To access the remainder of this piece of premium content, you must be registered with Firehouse. Already have an account? Login
Register in seconds by connecting with your preferred Social Network.
Complete the registration form.
MARYSVILLE, WA: APRIL 4, 1912 – About 7 o’clock in the evening, fire was discovered on the second floor of the Anderson Building, just over the entrance to the Star Theatre. Within a short time, the entire population was on scene to watch the fire department battle the flames. As the fire was being fought, many valuables were carried to safety by firemen, including the piano from the Star Theatre.
TARRYTOWN, NY: APRIL 4, 1912 – An explosion in an oil storage room of a hardware store started and fed a dramatic fire. The first explosion set fire to the room, causing the owner to evacuate the store of occupants. As he and a woman were fleeing, a second explosion occurred, this time caused by a powder keg, and threw the two people outside the building. The owner was trapped under a large section of collapsed wall and the woman was slightly burned. The owner was pulled clear as the first fire unit rolled in. The flames spread with amazing speed and were taking control of the entire three-story brick structure at Depot Square and Main Street. Firemen battled the flames for three hours before bringing it under control.
SALEM, NJ: APRIL 7, 1912 – A fire that started in a knitting mill and was fanned by high winds threatened the entire town. Flames leaped from the mill, igniting the opera house, a marble works, a school, a furniture store, a livery stable and a home. The fire was becoming so large the commander of the nearby Fort Mott army post sent the fort’s firefighters four miles to battle the fire.

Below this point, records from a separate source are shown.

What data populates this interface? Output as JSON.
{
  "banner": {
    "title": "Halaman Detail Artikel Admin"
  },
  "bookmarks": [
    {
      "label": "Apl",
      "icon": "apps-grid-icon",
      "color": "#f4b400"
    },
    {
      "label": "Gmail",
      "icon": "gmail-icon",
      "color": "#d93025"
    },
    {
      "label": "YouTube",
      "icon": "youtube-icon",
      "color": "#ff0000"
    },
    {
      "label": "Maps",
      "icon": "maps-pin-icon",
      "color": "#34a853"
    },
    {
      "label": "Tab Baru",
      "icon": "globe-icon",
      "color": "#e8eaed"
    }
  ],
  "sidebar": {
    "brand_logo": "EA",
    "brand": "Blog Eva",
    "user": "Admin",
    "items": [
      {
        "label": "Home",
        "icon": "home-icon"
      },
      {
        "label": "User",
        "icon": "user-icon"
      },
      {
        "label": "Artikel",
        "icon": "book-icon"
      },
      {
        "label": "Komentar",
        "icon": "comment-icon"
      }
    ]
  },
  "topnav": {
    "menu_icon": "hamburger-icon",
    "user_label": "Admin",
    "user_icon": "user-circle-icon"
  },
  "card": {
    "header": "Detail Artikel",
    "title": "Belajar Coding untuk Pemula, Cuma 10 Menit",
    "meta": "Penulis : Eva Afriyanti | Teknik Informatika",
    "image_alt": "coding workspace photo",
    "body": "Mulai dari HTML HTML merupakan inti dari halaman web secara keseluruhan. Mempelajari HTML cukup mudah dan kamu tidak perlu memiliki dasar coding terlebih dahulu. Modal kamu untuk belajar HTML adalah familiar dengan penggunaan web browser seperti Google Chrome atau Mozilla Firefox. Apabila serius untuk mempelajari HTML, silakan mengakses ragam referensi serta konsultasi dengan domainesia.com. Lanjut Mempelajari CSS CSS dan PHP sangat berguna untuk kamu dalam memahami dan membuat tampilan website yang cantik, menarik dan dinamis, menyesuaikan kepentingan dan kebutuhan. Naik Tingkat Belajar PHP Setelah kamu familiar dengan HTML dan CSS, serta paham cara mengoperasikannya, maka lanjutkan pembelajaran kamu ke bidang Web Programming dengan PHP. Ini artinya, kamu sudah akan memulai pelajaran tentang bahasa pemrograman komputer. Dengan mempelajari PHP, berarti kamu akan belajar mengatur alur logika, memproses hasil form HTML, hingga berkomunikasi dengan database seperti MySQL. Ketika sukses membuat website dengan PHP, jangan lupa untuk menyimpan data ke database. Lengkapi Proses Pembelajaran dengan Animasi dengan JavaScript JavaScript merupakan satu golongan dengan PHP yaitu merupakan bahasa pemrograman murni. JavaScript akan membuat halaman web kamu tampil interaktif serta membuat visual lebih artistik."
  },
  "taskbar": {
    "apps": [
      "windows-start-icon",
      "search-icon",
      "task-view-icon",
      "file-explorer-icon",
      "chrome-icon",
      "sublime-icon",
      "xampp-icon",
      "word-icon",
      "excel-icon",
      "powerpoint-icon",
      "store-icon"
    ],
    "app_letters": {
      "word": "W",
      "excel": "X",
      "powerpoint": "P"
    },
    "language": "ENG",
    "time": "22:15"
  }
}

BECKLEY, WV: APRIL 14, 1912 – Fire broke out early Sunday morning in the rear of the Rose & Turner Co.’s building at Heber and Neville streets. The building contained a large stock of furniture and other flammables. The fire bell, installed on March 28, was rung to call out the volunteer firemen. As they arrived pulling their hose reel and wagon, they faced an awesome sight: a large body of fire that was quickly spreading in both directions. Flames leaped the street and exposures in every direction were burning briskly. The heat was becoming so intense that the electric wires were burning and falling and even the concrete sidewalks were being destroyed. In all, 30 buildings in a two-block square were destroyed, including the hose house.
WATERBURY, CT: APRIL 22, 1912 – Twelve fires, all apparently of incendiary origin, occurred between 1:55 and 9:35 P.M. At a fire that destroyed the old City Hall, Fireman James Mitchell was seriously injured when the water tower he was working on toppled over. Mitchell had been at the top of the tower, 75 feet in the air, when it overturned and fell into electric wires before crashing to the ground. The fireman had fallen 60 feet and was nestled semi-conscious in a tangle of wires. Other firemen used ladders to rescue him and he was rushed to the hospital. The flames ate through City Hall and into the police station and fire department headquarters before being extinguished.